AFTERNOON TEA ON SUNDAY 23RD SEPTEMBER: There will be a tea at Iden Bowls Club in aid of breast cancer. Everyone in the Rye area is welcome for tea, coffee, cake, a raffle and tombola, and a good chat [23rd September from 2pm-5pm.] in Iden Bowls Club [opposite The Bell Inn.]

THE NEW RYE ANCIENT TRAILS 30K RACE: On Sunday 9th September, at 9.30am, the town crier will start the above race outside The George Inn, Rye. The race is organised jointly by ‘Nice Work’, local race management company, and Rye runners, with sponsorship by The George Inn, for the Oliver Curd Trust, [charity number 1124648]. The race will envelop local Norman churches including Iden church plus wonderful scenery and terrain. This is a new race with a 15k, or 30k option, both beginning and ending at ‘The George Inn.’ Along the way will be stations for drinks for the runners, and some quirky, festive food for spectators, including our own AJ at ‘The Bell Inn’ who will provide a South African delicacy called Biltong. For information ring Rachael Wood [telephone 01797 229955], or online info from Runners can sign up online at, or on the day at race HQ, behind Rye Sports Centre.

RYE ON THE NEWS: Did you see St Mary’s church and the Kino on the news a week ago? The Jazz festival brought a host of people out into Rye streets. I like Jazz don’t you? There is such an airy-fairy allowability about the way it goes off at a tangent whichever way a person chooses to sing or play it. Joan Armatrading in St Mary’s church, how great was that? Rye is so spiritual and quirky, so much history in its wake. The good thing is that it probably won’t change. How can it? It’s narrow and cobbled and there is little room for garages and extra buildings. It still belongs to the horse and cart era, a nightmare for today’s dust carts and ambulances, but staunchly quaint and historic. The trendy, arty shops and galleries are at odds with its old- world surroundings which is exactly what makes it special. Exciting to see it show-cased on TV.

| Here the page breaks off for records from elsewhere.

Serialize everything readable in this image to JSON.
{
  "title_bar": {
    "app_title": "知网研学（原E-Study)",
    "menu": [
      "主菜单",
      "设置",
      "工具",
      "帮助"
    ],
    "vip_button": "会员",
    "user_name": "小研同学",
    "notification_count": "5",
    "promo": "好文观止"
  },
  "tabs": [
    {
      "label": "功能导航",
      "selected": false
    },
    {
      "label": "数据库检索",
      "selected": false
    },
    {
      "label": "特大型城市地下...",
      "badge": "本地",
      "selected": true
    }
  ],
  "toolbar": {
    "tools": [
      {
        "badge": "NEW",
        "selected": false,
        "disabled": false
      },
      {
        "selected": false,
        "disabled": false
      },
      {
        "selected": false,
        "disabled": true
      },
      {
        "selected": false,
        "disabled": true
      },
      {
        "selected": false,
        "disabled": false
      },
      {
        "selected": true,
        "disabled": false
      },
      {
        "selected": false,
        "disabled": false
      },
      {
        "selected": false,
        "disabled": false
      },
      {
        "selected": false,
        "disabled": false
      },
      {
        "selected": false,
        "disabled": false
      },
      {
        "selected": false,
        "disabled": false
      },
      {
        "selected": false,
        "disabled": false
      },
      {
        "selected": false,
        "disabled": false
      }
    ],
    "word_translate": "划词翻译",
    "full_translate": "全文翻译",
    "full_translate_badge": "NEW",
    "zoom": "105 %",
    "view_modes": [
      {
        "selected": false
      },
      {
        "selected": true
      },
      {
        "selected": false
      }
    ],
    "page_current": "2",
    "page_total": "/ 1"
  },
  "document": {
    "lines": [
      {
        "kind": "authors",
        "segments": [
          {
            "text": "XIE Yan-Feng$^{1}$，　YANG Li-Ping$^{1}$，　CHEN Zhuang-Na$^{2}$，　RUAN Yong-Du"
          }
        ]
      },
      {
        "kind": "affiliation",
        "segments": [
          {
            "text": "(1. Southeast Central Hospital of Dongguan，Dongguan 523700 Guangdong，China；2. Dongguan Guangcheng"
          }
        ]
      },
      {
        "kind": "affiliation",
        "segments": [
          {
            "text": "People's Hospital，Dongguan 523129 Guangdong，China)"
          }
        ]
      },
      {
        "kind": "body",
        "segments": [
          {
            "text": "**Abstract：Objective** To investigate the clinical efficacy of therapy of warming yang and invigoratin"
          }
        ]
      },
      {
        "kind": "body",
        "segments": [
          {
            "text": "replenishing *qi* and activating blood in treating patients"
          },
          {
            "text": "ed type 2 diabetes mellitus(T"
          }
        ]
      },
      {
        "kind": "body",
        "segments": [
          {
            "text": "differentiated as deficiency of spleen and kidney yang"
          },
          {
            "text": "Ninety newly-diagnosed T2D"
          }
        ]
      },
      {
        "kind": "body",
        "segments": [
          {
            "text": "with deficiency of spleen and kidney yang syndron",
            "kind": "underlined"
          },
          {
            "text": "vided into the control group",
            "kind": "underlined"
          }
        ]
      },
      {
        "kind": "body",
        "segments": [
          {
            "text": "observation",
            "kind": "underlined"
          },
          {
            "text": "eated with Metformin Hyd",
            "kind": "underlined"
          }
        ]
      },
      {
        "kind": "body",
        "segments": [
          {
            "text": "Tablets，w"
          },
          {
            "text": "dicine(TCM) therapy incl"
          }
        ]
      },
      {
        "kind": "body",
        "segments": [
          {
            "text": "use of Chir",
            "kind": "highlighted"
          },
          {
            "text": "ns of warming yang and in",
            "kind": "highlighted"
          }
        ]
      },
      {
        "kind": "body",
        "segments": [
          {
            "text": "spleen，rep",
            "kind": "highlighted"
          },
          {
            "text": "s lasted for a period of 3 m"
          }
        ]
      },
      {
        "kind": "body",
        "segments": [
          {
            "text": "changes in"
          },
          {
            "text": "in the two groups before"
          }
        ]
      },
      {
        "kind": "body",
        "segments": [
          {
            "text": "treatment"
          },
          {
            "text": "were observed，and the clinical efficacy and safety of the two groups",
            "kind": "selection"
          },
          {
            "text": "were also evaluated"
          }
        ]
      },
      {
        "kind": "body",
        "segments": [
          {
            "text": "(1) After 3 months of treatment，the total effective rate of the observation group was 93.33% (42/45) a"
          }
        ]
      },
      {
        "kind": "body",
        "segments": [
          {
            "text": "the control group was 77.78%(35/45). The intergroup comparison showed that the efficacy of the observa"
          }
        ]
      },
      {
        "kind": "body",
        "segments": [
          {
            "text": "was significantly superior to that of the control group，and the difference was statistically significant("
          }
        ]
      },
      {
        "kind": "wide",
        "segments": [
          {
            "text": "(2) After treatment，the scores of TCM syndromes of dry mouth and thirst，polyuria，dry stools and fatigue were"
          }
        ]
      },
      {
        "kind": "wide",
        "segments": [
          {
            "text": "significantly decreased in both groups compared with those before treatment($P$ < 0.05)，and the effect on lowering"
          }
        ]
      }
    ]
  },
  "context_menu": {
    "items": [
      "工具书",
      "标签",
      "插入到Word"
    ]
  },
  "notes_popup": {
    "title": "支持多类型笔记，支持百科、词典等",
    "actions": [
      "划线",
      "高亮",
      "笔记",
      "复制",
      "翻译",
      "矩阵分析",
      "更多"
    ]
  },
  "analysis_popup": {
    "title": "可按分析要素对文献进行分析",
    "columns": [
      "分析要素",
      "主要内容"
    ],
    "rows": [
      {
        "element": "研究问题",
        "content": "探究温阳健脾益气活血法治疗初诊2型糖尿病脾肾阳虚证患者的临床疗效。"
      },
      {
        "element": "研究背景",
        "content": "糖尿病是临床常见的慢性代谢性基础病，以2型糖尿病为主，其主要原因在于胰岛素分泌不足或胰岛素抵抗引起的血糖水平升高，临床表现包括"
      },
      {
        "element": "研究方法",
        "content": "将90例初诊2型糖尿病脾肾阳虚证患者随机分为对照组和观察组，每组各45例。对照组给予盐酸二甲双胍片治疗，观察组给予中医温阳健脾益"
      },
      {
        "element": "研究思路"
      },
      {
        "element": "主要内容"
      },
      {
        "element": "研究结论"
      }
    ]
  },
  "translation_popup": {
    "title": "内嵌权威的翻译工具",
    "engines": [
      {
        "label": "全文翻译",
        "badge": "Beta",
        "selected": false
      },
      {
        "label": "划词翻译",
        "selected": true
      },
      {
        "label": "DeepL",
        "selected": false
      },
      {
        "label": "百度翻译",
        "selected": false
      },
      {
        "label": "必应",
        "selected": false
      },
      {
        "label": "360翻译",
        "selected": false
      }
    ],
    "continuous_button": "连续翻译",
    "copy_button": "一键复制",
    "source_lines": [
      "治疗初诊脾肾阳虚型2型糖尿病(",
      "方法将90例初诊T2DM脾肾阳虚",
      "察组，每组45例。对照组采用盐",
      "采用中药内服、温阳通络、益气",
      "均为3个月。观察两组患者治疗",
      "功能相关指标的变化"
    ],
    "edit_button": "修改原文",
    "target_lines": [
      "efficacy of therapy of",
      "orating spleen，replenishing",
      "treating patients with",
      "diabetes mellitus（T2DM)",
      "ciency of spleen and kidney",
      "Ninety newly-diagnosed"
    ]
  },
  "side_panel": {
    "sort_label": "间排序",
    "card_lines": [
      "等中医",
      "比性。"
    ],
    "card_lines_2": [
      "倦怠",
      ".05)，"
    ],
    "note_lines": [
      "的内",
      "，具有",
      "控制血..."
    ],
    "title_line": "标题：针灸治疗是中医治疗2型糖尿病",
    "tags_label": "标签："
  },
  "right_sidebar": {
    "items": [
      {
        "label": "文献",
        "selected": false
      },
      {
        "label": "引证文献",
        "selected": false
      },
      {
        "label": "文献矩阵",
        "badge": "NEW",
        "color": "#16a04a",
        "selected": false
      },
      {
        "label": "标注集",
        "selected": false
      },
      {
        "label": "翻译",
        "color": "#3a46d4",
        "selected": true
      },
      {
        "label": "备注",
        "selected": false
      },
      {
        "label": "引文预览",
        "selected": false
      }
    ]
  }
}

CONTACT ME: If anyone has anything to add to the Village Voice, please ring Gill Griffin [telephone 01797 280311]